One of the most unique things about the Aqua Tower is how the view changes – close up the balconies appear like soft clouds, billowing up the building, and from a distance the concrete balconies and reflective glass look like waves, dancing on top of pools of water. This gives the skyscraper an other-earthly, sculptural quality. There is no doubt that Architect Jeanne Gang from Studio Gang formidably solved the age old question; how you make a skyrise (essentially a box) aesthetically pleasing? Not only is it, but Aqua Tower is also a marvel of engineering with balconies designed to withstand high winds, provide shade and prevent migrating birds from flying into the windows. And because of the unique design shape and protrusion, residents can chat with neighbors above or below, which is beyond cool. 225 North Columbus Drive, rentaqua.com
Marina City was born as an answer to the problem of suburbanization in the early 60’s. The masses were leaving Chicago and in record numbers. The government was investing $3,000 in the suburbs to every $85 spent to support housing in the city. Architect Bertrand Goldberg thoroughly believed that people wanted to live in downtown Chicago. His approach to Marina City was to design a “city within a city” that could fully accommodate people’s daily routines within a short distance from their homes, bringing the seeming ease of suburban life to an urban setting. He wanted to make the city more habitable which he believed would not only have economic benefits, but it would make people happy. Fancy that. It was also the first mixed-use complex in the United States, including units for housing and businesses, and for a short time were the tallest residential buildings in the world. The now iconic corn cob shape towers have appeared on everything from classic airline posters to appearances in TV shows and background in movies like Ferris Buellers Day Off. State Street, marinacity.org

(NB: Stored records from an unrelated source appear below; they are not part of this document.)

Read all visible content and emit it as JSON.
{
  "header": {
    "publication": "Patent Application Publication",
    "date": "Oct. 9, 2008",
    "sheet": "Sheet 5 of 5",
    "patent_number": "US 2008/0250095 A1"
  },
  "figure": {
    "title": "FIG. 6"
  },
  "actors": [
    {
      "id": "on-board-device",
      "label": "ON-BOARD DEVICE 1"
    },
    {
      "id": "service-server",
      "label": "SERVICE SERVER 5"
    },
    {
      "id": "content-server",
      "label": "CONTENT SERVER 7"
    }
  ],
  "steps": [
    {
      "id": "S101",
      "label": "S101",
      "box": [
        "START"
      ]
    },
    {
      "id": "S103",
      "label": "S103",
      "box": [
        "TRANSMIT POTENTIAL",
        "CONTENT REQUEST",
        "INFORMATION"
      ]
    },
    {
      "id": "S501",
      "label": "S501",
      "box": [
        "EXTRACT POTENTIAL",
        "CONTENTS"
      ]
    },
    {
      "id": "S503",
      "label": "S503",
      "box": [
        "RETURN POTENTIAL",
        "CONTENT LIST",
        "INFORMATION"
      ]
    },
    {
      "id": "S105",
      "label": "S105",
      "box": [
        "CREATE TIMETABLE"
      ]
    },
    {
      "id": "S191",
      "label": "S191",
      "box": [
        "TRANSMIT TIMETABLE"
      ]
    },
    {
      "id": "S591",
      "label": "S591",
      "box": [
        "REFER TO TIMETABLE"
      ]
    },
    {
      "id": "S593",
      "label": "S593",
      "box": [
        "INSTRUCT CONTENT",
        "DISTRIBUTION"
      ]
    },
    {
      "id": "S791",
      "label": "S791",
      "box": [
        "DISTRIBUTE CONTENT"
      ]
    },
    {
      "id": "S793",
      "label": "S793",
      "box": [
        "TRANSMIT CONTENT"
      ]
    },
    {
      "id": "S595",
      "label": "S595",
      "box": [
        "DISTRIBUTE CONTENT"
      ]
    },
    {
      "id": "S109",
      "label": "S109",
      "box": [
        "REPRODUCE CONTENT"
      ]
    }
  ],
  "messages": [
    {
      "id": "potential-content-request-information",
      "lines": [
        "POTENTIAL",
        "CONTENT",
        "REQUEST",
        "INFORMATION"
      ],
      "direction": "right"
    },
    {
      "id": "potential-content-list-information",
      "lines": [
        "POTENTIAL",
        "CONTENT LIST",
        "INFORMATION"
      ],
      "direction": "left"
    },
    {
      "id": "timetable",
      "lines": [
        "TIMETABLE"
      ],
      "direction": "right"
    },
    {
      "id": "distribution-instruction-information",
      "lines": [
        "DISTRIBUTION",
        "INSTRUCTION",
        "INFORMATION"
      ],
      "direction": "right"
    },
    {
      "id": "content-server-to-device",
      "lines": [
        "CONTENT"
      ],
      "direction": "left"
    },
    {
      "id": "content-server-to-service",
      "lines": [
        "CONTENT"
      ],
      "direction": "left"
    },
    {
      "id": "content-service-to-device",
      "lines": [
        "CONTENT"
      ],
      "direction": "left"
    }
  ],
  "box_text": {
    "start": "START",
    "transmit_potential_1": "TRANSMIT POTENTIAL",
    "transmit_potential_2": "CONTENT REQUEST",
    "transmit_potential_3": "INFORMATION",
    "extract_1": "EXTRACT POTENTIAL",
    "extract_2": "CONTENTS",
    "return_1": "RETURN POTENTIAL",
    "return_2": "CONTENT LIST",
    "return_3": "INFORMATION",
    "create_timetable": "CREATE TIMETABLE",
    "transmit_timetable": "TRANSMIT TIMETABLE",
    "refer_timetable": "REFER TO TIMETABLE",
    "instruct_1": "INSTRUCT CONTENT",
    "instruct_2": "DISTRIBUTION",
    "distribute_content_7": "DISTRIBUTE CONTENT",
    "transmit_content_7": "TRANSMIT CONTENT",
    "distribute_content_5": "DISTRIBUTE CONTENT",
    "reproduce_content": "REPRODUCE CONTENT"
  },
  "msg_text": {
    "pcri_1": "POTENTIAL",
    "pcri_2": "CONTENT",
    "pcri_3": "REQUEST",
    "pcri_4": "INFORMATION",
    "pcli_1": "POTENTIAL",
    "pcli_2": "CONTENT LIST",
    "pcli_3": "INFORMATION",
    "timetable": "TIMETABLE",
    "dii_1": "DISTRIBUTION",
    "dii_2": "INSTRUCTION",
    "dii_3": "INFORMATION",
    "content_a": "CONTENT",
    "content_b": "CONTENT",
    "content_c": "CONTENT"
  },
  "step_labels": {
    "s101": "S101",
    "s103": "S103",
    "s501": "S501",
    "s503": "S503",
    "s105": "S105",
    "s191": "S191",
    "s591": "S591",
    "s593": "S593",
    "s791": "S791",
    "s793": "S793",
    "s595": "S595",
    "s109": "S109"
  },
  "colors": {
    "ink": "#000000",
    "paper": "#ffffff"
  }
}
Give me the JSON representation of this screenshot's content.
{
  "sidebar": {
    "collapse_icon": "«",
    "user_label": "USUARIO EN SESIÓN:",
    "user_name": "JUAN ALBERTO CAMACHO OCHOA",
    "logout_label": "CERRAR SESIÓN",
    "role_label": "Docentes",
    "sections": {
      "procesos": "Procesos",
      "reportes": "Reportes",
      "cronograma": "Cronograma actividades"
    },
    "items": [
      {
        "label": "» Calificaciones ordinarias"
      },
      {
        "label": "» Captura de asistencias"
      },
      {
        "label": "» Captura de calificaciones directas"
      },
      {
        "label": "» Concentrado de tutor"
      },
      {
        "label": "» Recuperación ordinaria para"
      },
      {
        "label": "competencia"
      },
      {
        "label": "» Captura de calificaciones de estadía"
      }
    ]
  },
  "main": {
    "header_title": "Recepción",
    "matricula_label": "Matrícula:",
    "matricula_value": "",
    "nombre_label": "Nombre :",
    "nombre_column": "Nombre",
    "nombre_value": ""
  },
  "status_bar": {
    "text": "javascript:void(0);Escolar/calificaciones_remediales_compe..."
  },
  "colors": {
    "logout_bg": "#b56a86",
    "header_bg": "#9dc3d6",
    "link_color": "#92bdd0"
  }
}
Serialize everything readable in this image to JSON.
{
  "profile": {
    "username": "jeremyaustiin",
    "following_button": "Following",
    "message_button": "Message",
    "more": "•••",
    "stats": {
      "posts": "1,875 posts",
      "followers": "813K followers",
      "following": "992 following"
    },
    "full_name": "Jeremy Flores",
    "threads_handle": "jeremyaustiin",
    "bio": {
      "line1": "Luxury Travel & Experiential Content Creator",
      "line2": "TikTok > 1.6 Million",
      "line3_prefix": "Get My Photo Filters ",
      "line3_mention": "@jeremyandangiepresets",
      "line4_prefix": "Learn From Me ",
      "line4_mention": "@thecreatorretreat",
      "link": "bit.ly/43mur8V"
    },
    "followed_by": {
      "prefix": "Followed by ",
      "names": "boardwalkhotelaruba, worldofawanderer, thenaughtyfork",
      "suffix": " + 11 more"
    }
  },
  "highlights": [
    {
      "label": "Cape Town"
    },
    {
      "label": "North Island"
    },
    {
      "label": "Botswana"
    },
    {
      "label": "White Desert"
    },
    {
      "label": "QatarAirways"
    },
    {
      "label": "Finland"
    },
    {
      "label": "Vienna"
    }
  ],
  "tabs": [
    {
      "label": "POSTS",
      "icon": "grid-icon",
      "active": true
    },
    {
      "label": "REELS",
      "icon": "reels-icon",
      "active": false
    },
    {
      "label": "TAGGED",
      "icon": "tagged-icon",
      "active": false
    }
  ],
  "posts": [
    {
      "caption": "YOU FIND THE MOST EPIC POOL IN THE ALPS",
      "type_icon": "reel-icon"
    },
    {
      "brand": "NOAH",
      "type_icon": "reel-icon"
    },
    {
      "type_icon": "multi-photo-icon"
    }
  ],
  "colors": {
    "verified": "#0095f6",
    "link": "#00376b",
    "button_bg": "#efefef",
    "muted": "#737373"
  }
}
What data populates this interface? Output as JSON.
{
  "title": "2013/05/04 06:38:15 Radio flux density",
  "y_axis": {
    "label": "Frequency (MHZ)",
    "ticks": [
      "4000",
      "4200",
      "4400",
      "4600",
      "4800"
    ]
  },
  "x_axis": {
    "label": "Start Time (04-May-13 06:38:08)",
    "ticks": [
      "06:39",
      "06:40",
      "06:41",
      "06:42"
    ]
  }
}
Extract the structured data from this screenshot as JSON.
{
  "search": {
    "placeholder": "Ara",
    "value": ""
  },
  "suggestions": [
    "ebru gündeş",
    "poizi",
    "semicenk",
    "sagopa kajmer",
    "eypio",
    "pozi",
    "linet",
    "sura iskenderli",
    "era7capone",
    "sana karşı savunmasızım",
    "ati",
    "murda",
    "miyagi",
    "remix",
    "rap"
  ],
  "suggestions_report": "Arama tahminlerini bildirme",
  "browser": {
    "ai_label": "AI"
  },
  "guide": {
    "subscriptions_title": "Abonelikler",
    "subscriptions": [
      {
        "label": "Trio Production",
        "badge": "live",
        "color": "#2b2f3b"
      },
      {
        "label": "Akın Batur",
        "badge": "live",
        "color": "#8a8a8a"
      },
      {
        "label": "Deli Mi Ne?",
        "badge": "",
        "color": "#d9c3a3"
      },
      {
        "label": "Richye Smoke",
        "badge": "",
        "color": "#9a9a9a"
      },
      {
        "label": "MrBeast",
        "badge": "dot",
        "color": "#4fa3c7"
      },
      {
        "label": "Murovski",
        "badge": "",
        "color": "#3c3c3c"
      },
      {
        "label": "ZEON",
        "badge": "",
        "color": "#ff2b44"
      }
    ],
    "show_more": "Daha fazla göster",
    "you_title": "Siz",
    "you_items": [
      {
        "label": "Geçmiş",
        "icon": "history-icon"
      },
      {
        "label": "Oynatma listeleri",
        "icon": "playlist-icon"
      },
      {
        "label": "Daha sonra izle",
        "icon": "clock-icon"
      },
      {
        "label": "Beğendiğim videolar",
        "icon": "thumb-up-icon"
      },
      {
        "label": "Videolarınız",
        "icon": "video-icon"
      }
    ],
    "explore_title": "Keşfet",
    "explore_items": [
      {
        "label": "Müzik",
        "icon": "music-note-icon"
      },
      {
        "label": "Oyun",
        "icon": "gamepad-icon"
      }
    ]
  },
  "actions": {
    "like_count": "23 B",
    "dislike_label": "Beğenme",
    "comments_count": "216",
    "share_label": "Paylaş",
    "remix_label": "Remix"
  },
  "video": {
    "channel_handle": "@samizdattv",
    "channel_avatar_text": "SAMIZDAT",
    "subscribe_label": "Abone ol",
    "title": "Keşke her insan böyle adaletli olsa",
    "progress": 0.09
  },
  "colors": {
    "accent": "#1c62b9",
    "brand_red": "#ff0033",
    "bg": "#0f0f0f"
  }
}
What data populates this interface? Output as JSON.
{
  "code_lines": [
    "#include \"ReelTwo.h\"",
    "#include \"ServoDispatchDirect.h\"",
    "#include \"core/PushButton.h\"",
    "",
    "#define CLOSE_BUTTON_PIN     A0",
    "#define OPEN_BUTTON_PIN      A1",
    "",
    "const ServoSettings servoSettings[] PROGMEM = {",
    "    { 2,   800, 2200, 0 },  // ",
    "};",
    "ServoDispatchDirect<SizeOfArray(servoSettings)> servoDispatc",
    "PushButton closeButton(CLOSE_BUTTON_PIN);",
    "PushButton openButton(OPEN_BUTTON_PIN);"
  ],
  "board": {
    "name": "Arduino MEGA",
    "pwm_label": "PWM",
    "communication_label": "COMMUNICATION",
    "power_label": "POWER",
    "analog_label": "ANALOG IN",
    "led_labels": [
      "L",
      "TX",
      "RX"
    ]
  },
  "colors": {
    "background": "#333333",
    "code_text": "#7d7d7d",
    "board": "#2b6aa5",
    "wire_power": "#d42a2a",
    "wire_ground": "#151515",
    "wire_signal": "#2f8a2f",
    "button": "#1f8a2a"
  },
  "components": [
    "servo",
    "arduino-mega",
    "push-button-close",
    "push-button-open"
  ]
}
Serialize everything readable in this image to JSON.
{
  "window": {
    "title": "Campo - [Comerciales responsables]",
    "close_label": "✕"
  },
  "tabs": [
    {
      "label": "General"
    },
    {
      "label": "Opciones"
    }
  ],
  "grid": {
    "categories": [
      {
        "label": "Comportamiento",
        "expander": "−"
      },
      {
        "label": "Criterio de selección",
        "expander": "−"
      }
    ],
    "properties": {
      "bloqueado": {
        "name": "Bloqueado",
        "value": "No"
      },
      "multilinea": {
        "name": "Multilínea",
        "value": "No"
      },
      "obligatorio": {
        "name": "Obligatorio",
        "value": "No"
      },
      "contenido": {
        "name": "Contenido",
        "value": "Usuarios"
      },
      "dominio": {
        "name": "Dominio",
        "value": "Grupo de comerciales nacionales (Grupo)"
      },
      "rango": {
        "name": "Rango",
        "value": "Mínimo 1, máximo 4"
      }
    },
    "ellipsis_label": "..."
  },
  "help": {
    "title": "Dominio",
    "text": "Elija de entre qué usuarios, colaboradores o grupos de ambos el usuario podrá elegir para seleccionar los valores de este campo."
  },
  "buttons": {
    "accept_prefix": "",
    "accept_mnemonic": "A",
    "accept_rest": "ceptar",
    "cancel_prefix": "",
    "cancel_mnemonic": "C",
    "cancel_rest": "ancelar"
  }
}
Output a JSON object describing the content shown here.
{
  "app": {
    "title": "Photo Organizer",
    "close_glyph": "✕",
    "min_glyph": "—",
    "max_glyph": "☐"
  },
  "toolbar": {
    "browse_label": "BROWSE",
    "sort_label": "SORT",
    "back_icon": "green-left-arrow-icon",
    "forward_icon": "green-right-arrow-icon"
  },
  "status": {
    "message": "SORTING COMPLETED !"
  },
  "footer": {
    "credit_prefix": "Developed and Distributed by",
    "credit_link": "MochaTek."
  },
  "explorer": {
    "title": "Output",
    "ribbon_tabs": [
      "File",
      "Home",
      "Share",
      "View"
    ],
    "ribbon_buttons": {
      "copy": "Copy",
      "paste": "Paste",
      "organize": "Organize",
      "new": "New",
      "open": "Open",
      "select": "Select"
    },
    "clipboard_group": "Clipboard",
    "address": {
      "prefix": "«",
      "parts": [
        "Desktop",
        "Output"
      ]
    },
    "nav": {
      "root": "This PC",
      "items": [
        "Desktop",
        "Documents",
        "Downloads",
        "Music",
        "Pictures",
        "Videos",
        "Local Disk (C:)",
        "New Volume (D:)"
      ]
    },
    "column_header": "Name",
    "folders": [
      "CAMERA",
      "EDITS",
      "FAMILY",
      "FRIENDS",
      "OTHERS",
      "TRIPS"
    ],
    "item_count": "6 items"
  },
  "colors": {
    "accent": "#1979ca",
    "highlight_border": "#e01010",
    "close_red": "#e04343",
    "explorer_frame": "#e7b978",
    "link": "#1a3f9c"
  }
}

Chewing gum magnate, William Wrigley Jr. never forgot his visit as a young boy to the 1893 World’s Columbian Exhibition, in particular the otherworldly gleam of the White City. Decades later, when he set out to build his new headquarters on what would become known as the Magnificent Mile, he had his inspiration. Architects Graham, Anderson, Probst & White delivered. The Wrigley Building incorporated it’s iconic terracotta facade using six different shades of white so it grew brighter as you gazed upward. Wrigley insisted the facade was maintained immaculately, keeping its appearance sparkling white, and that it was continuously floodlit, with only three exceptions; for three years during World War II, during a light replacement in 1971, and during the energy crisis in 1974. The Wrigley Building captures the weight of history, not only due to its height and steel frame construction, but for being the world’s first building to use air conditioning, and so perfectly capturing that quintessential Chicago design. The Wrigley company sold the building after receiving official Chicago Landmark status in 2012. 400-410 N Michigan Avenue, thewrigleybuilding.com